Last week I was privileged to be part of our AI and HPC Field Trip to Iceland. The goal of the trip was to share insight and observations around the evolution of AI deep neural network (DNN) training and to tour our HPC-optimised data center. The attendees spanned DNN veterans like Eric Sigler of OpenAI, large enterprise data science leaders like Pardeep Bassi of Liverpool Victoria Insurance (LVE) and start-up pioneers like Max Gerer of e-bot7.
Deep learning is a current hot topic in HPC and I am sure it will be one of the key themes at SC18. In many cases, we have been hearing about artificial intelligence, machine learning, and deep learning discussed together, though in reality, machine learning is a type of AI, and deep learning is a subset of machine learning. In this article, we will try to best define deep learning and its industrial applications and, more specifically, the benefits of scale - from big data to high-performance computing - to the successful implementation of deep learning.
Amazon's AI made the news early in October after it was revealed that the company had scrapped a recruitment engine because it was 'sexist'. Private Eye, the UK's satirical news magazine, described it as "a reminder to take an extra big pinch of salt whenever you hear that AI will improve the world". However, the reality is more complicated...
It was a treat to be in Germany for the last two weeks attending NVIDIA's GTC Europe in Munich and prior to this the HPC User Forum in Stuttgart. The Autumn weather was mostly warm and sunny - great for the Octoberfest but certainly not “free air cooling” for computer clusters despite most of Europe’s AI, HPC and Virtual Reality boffins being in town! Once again, here are some observations and insights from my travels...
It’s been a while since I wrote a blog so I thought there was no better opportunity to pick up where I left off and write something about my recent trip to the Meteorological Technology World Expo in Amsterdam. This was also the venue for where we announced our latest customer win – Centro Epson Meteo, one of Europe’s most innovative meteorological forecasting organisations who I am delighted to say chose Verne Global for their high performance computing (HPC) requirement.

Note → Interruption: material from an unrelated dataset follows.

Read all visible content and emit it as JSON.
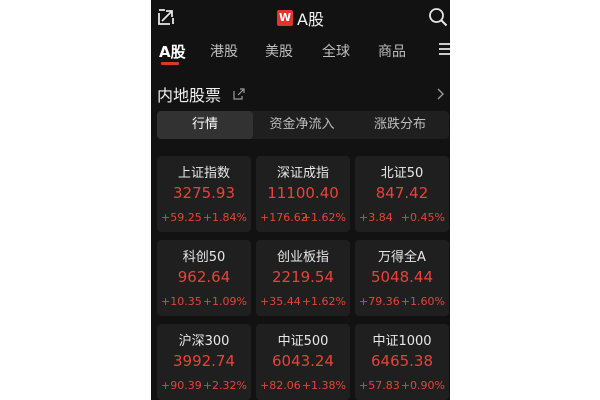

Data-intensive research and the use of advanced digital resources are key to addressing research grand challenges of our age, for the benefit of science, society, and industry. This article focuses on industrial opportunities, including potentially neglected applied research topics, and how access to high-performance computing (HPC) can provide companies with a competitive advantage.
As we at Verne Global prepare to attend the Meteorological Technology Expo in Amsterdam later this month, it occurred to me that as a society we have an extraordinary number of superstitious methods for predicting the weather, from cows lying down meaning that it’s going to rain (though there’s actually no truth in that) to “red sky at night, shepherd’s delight” (which might actually have a little truth in it).
Formula 1 seems to crop up quite often in my work. I’ve been given a tour of McLaren’s headquarters, discussed wheel-nut troubles with the CIO of Williams and even interviewed the people responsible for making the batteries that store brake energy in the cars. I’m a technology writer, not a sport or motoring journalist but F1 is perhaps the most tech-enabled sport in the world so it comes up frequently. And even to someone like me, who has little interest in what happens on the track, the sport is fascinating off the circuit.
As we build-up to SC18, Verne Global is delighted to welcome Brendan McGinty, Director of Industry for the National Center for Supercomputing Applications (NCSA), University of Illinois at Urbana-Champaign, as a Guest Blogger. In his first blog Brendan looks at the industry trends around supercomputing and industrial HPC, and how these are advancing innovation in key markets.
It’s been almost a couple of months since my last blog and my marketing team are getting unpeaceful! Luckily there is nothing like the energy and bustle of an industry trade show to get you back into the groove.
Demand for high performance computing (HPC) is growing fast - and you might expect it to become kind of generic. But leading research sites like CERN still make extreme demands.
The impact of AI on the lives of consumers and the operation of businesses is slowly growing. Whether it’s the increasing visibility of autonomous vehicles or the small conveniences of a voice assistant such as Amazon’s Alexa, we’re beginning to get a sense of what AI can do. However, we’re still at the beginning. The truly significant changes are yet to come.
Being a daytime Londoner one of my favourite pastimes is to take an occasional ride in a proper London black cab and have a natter along the way. That is often a pretty cathartic experience - probably more so for the driver than the passenger, but I find it entertaining being the listening post, and London cab drivers are a good measure of the mood of the city. Recently I've had some great conversations about Ai and it's impact on society.